Another important metaphor in Rousseau’s work is that children themselves are like plants. They should grow naturally and, if you just make sure they get enough water and sunlight, they will. Instead of the traditional image of a tutor, who tries to funnel as much knowledge into the child’s brain as early as possible, Jean-Jacques rather takes on the role of a gardener. His main task is to protect the plant from harmful influences so that it can develop freely. This approach is also known as ‘negative education’ and can be quite radically anti-authoritarian: for example, the tutor Jean-Jacques never imposes any rules or bans, but rather subtly ‘guides’ (you could also say ‘manipulates’) the young Emile in such a way that he chooses the good and right things of his own accord.

Learning By Doing

Rousseau also set great store by learning through experience. By doing experiments and observing for himself how objects react, Emile learns something about their properties. This approach is based on the fundamental belief that anyone with good common sense is capable of developing through experience and perception alone. It is quite possible that Rousseau came to this conclusion as a result of his own life experience. He had a turbulent childhood, during which his education was repeatedly interrupted and which ultimately turned him into a brilliant autodidact.

Experimental learning, holistic education, allowing children to develop freely: it may not sound like a bad idea to us now, but it was a scandal at the time. Although Rousseau didn’t believe that reason was inherently harmful, he certainly thought that too much reason too early in life could be damaging. Instead, he pleaded with readers to give equal weight to physical ability and emotional sensibility. This caused enormous offence to his contemporaries, who believed that reason was more important than anything.

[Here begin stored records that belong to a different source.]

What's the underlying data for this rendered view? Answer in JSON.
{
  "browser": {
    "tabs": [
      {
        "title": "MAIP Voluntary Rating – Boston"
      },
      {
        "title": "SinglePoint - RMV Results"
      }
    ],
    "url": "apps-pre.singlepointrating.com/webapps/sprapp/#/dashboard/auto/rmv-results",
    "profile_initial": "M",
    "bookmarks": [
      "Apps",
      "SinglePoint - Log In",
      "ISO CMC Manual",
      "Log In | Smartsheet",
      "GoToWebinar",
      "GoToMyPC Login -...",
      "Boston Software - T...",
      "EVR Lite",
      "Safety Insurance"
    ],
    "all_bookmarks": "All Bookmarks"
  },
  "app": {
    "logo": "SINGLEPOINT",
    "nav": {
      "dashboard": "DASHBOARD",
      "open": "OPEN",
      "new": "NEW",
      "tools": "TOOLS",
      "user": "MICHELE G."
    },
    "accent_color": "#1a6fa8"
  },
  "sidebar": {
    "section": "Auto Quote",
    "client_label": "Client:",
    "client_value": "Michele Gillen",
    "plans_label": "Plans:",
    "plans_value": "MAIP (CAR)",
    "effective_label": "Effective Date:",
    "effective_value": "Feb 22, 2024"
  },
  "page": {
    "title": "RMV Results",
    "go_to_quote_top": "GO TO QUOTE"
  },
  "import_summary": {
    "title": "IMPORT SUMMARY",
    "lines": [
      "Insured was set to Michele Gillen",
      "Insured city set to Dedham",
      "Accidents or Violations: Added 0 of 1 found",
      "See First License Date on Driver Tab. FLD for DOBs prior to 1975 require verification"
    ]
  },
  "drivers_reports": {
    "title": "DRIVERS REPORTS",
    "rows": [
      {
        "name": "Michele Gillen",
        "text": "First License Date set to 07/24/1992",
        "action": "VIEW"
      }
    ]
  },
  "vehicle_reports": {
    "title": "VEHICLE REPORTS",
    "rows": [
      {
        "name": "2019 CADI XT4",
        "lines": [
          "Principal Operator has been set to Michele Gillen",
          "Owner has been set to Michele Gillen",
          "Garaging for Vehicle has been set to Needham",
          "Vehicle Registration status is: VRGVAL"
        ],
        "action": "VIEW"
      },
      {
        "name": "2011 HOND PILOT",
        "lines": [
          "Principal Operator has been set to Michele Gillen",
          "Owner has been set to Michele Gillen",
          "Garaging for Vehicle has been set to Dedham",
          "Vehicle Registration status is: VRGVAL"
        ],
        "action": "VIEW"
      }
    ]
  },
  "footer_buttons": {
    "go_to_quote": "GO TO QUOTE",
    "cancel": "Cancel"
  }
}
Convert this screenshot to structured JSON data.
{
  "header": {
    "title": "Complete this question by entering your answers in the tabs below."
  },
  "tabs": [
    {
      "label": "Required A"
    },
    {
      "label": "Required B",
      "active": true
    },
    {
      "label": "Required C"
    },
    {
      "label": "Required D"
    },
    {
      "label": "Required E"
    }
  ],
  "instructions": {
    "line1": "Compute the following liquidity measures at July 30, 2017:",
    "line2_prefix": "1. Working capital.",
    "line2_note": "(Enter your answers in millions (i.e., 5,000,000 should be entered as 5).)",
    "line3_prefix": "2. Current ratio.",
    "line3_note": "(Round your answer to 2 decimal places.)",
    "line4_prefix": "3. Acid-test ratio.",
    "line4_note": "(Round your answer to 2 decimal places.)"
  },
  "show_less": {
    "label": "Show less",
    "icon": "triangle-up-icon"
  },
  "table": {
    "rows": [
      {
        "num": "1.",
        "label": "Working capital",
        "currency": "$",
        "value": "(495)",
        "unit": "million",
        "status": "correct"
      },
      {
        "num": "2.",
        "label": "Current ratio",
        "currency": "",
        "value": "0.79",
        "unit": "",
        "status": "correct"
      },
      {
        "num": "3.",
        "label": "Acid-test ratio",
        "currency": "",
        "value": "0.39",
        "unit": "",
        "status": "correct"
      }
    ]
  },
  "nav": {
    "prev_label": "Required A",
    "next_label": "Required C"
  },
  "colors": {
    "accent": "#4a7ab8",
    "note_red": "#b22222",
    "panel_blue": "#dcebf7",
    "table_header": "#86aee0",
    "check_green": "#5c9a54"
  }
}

It also didn’t help that Rousseau’s Emile included a sermon by a fictitious ‘Savoyard Vicar’, lasting a good fifty pages. In this section, the author stated his own religious beliefs under the alias of the vicar. He was against the Catholic Church, against the Calvinists, in fact, he was against any form of institutionalised religion. For him, faith was something very personal, a matter of the heart. He did believe in the existence of God and that He manifested Himself in all aspects of the natural world he created – but whether there was anything to believe in beyond this fundamental nature religion was something every reader had to decide for themselves.

Just a few days after Emile was published in 1762, the book was banned in Paris and Geneva and publicly burned. The edition in the MoneyMuseum collection was therefore printed in The Hague, as so many controversial works were at that time. And, as was also often the case with controversial books, the banned work was widely read and enjoyed, and quickly spread through Europe. His ideas influenced philosophers such as Immanuel Kant and educators such as Johann Heinrich Pestalozzi and Maria Montessori.

As influential as his theoretical work was, Rousseau himself failed as a father. He gave up his five children to a home for illegitimate children – an act that would trouble him for the rest of his life. This demonstrates once again that the people who have great ideas about something on paper are not always the same people who truly understand it in real life…

 

Other Things You Might Be Interested in:

You can read an excerpt from the German translation of Emile, or on Education here.

You can read the complete original French text here.

If you’d like to delve even deeper into the book, I’d recommend the excellent BBC podcast In Our Time. In the episode ‘Rousseau on Education’, three respected Rousseau experts discuss the ideas in and context of Emile (in English).

Just one month after publishing Emile, Rousseau published his famous theory about the social contract. We at Bookophile presented the book here.